== Task details ==
Restate all of the data exactly.

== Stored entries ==
────────────────────────────────────────
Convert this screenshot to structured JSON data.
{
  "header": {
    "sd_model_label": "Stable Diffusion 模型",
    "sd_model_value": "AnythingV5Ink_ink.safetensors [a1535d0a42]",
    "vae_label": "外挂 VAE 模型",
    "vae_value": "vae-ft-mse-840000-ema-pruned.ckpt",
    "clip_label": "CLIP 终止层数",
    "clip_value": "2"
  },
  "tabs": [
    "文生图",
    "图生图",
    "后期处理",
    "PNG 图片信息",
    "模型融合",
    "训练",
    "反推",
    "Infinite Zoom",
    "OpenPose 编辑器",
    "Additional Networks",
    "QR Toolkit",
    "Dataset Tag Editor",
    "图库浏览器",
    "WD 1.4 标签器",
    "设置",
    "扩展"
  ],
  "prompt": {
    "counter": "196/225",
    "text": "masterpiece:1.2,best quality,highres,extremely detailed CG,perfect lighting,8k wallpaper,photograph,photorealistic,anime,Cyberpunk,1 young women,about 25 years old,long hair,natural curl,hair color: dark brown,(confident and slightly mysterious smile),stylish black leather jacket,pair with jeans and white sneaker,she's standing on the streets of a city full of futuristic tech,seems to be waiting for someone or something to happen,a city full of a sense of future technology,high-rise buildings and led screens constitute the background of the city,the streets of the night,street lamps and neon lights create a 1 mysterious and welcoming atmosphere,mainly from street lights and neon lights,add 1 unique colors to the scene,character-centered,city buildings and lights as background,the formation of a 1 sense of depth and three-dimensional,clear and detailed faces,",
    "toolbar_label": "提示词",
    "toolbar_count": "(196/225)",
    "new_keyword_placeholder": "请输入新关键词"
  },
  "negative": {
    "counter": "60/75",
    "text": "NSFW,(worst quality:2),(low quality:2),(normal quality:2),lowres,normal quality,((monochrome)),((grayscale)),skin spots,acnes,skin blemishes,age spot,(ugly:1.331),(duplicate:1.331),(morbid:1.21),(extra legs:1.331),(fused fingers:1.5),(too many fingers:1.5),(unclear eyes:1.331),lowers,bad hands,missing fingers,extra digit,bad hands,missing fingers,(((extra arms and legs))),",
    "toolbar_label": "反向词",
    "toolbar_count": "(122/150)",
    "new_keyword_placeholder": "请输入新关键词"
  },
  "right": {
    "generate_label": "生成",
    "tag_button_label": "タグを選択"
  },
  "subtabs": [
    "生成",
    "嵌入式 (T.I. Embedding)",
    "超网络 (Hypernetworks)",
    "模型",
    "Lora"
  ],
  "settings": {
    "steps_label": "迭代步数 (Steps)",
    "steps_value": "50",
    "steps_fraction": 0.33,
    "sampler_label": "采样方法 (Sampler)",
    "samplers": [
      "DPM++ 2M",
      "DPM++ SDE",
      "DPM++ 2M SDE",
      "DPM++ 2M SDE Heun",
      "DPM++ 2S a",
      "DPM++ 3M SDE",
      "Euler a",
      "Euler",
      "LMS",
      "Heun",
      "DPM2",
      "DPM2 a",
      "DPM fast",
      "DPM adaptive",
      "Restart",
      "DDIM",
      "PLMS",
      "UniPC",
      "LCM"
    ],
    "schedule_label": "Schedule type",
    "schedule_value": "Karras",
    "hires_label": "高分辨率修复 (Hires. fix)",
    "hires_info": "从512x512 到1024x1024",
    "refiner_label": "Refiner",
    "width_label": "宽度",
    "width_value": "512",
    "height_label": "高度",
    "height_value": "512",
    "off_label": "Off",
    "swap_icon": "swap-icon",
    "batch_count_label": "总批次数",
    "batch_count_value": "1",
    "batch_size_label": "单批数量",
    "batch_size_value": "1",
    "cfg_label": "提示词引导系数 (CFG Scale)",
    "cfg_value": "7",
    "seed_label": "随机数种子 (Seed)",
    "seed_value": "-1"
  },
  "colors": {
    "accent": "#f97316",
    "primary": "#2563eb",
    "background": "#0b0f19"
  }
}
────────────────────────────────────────
== Written answer ==
Convert this screenshot to structured JSON data.
{
  "header": {
    "sd_model_label": "Stable Diffusion 模型",
    "sd_model_value": "AnythingV5Ink_ink.safetensors [a1535d0a42]",
    "vae_label": "外挂 VAE 模型",
    "vae_value": "vae-ft-mse-840000-ema-pruned.ckpt",
    "clip_label": "CLIP 终止层数",
    "clip_value": "2"
  },
  "tabs": [
    "文生图",
    "图生图",
    "后期处理",
    "PNG 图片信息",
    "模型融合",
    "训练",
    "反推",
    "Infinite Zoom",
    "OpenPose 编辑器",
    "Additional Networks",
    "QR Toolkit",
    "Dataset Tag Editor",
    "图库浏览器",
    "WD 1.4 标签器",
    "设置",
    "扩展"
  ],
  "prompt": {
    "counter": "196/225",
    "text": "masterpiece:1.2,best quality,highres,extremely detailed CG,perfect lighting,8k wallpaper,photograph,photorealistic,anime,Cyberpunk,1 young women,about 25 years old,long hair,natural curl,hair color: dark brown,(confident and slightly mysterious smile),stylish black leather jacket,pair with jeans and white sneaker,she's standing on the streets of a city full of futuristic tech,seems to be waiting for someone or something to happen,a city full of a sense of future technology,high-rise buildings and led screens constitute the background of the city,the streets of the night,street lamps and neon lights create a 1 mysterious and welcoming atmosphere,mainly from street lights and neon lights,add 1 unique colors to the scene,character-centered,city buildings and lights as background,the formation of a 1 sense of depth and three-dimensional,clear and detailed faces,",
    "toolbar_label": "提示词",
    "toolbar_count": "(196/225)",
    "new_keyword_placeholder": "请输入新关键词"
  },
  "negative": {
    "counter": "60/75",
    "text": "NSFW,(worst quality:2),(low quality:2),(normal quality:2),lowres,normal quality,((monochrome)),((grayscale)),skin spots,acnes,skin blemishes,age spot,(ugly:1.331),(duplicate:1.331),(morbid:1.21),(extra legs:1.331),(fused fingers:1.5),(too many fingers:1.5),(unclear eyes:1.331),lowers,bad hands,missing fingers,extra digit,bad hands,missing fingers,(((extra arms and legs))),",
    "toolbar_label": "反向词",
    "toolbar_count": "(122/150)",
    "new_keyword_placeholder": "请输入新关键词"
  },
  "right": {
    "generate_label": "生成",
    "tag_button_label": "タグを選択"
  },
  "subtabs": [
    "生成",
    "嵌入式 (T.I. Embedding)",
    "超网络 (Hypernetworks)",
    "模型",
    "Lora"
  ],
  "settings": {
    "steps_label": "迭代步数 (Steps)",
    "steps_value": "50",
    "steps_fraction": 0.33,
    "sampler_label": "采样方法 (Sampler)",
    "samplers": [
      "DPM++ 2M",
      "DPM++ SDE",
      "DPM++ 2M SDE",
      "DPM++ 2M SDE Heun",
      "DPM++ 2S a",
      "DPM++ 3M SDE",
      "Euler a",
      "Euler",
      "LMS",
      "Heun",
      "DPM2",
      "DPM2 a",
      "DPM fast",
      "DPM adaptive",
      "Restart",
      "DDIM",
      "PLMS",
      "UniPC",
      "LCM"
    ],
    "schedule_label": "Schedule type",
    "schedule_value": "Karras",
    "hires_label": "高分辨率修复 (Hires. fix)",
    "hires_info": "从512x512 到1024x1024",
    "refiner_label": "Refiner",
    "width_label": "宽度",
    "width_value": "512",
    "height_label": "高度",
    "height_value": "512",
    "off_label": "Off",
    "swap_icon": "swap-icon",
    "batch_count_label": "总批次数",
    "batch_count_value": "1",
    "batch_size_label": "单批数量",
    "batch_size_value": "1",
    "cfg_label": "提示词引导系数 (CFG Scale)",
    "cfg_value": "7",
    "seed_label": "随机数种子 (Seed)",
    "seed_value": "-1"
  },
  "colors": {
    "accent": "#f97316",
    "primary": "#2563eb",
    "background": "#0b0f19"
  }
}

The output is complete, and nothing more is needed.